More than 40 million lawsuits are filed every year in the United States, and a growing number of those actions are against agents and brokers. According to Victor Insurance Managers, a global insurance underwriter, lawsuits against real estate professionals increased 9% between 2021 and 2022.
"It's real," says Matt Alegi who heads the real estate law department at Shulman Rogers, a law firm doing business in Washington, D.C., Maryland and Virginia. "I've seen firsthand the increase in my caseload."
Alegi believes the red-hot market of the past two and a half years is at least partially to blame for the jump in litigiousness. Homebuyers found themselves being outbid multiple times. They knew they had to move fast or they'd lose out again — so a lot of buyers skipped getting inspections.
"People are already thinking they overpaid for their house and then the water heater breaks or they start renovating the basement and they find mold," he says. "They're having buyers' remorse. They're upset and they want someone to pay."
In Alegi's opinion, many of these lawsuits could be avoided if buyers had gotten inspections.

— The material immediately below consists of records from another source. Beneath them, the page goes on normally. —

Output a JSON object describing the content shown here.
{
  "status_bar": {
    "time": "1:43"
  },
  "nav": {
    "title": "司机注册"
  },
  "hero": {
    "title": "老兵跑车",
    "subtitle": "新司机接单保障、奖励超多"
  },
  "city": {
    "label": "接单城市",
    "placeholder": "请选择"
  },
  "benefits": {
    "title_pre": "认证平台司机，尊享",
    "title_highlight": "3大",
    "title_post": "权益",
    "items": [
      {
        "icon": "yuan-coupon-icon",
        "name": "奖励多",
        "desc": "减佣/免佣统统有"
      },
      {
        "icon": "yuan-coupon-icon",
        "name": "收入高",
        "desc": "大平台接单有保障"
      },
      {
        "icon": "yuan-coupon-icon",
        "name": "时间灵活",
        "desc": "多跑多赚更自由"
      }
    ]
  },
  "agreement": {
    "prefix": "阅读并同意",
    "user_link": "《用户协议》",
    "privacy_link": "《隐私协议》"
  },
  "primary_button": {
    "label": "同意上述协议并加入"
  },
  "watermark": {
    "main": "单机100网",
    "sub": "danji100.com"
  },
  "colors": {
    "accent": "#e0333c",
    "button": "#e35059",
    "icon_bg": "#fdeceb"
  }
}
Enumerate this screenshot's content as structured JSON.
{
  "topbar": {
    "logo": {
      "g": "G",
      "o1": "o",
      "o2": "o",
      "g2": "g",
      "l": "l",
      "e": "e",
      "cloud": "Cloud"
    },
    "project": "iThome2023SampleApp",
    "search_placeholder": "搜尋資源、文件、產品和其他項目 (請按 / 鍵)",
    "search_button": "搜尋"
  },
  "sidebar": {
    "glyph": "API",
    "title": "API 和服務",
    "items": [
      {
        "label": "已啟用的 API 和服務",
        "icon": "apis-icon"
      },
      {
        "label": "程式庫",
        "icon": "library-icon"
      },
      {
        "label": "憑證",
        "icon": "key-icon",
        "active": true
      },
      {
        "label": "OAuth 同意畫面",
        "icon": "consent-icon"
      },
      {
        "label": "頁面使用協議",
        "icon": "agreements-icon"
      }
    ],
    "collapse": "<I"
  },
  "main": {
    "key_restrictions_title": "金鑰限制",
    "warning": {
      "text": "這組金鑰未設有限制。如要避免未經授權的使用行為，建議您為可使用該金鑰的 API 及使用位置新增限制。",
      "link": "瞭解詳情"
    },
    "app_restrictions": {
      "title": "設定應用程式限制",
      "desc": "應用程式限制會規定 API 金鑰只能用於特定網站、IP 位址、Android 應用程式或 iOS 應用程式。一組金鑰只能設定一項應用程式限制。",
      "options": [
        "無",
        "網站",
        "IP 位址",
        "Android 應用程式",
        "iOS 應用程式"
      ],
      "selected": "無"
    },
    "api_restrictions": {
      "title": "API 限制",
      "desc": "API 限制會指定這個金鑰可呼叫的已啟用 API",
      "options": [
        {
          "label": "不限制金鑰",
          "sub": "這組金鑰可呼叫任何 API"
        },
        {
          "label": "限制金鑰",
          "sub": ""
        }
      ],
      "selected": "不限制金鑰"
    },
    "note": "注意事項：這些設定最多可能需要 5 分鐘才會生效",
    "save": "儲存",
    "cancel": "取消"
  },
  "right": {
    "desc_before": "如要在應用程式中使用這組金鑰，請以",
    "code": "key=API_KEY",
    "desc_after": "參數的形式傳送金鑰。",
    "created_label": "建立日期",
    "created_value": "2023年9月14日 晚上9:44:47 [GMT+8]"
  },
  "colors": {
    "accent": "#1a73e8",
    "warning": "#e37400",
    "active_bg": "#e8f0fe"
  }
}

"Agents need to be clear with their clients that not having an inspection contingency is different than not having an inspection," he says. "Inspections don't blow up deals unless there's something really, really wrong."
Rick Rosenblum, vice president of brokerage projects at T3 Sixty, believes more stringent agent training requirements could go a long way toward reducing lawsuits against real estate professionals. (Note: Real Estate News and T3 Sixty share a founder, Stefan Swanepoel.)
"An airline can't hire a pilot unless they have at least 1,500 hours of flight time," he says. "A lawyer trains for three years, a doctor goes to college for eight — more if they specialize. Your real estate agent is in charge of guiding you through your largest purchase, but they only need a high school diploma and training that lasts 80 hours or less."
Many real estate companies and brokerages provide mentoring and continuing education. Many others don't. That can lead to lawsuits alleging wrongdoing such as nondisclosure, negligence or misrepresentation. These lawsuits often trigger payouts through the agent's or broker's errors and omissions insurance or their professional liability insurance policy. The average paid claim, according to Victor Insurance Management, was $39,000 in 2022, a 13% increase over the previous year.
"Some real estate companies aren't on top of these areas as much as they should be. They'd rather pay $100,000 fixing a mess than $10,000 teaching agents to prevent the problem," says Rosenblum, noting that even if insurers make the payout, real estate agents ultimately pay in the form of higher premiums.
To help agents avoid legal trouble, Rosenblum encourages companies and brokerages to start by focusing on these three preventive measures:
Educate their agents
Devise checklists and systems that keep everybody safe
Bring in outside experts to conduct mock audits and reviews
For their own protection, he suggests agents also do a better job documenting interactions with clients.
"If you're speaking of something that could bite you later, you need to document. It can be as simple as an email to the buyer or seller recapping a conversation," he says. "I always tell agents, you can't over-document if you're doing everything right."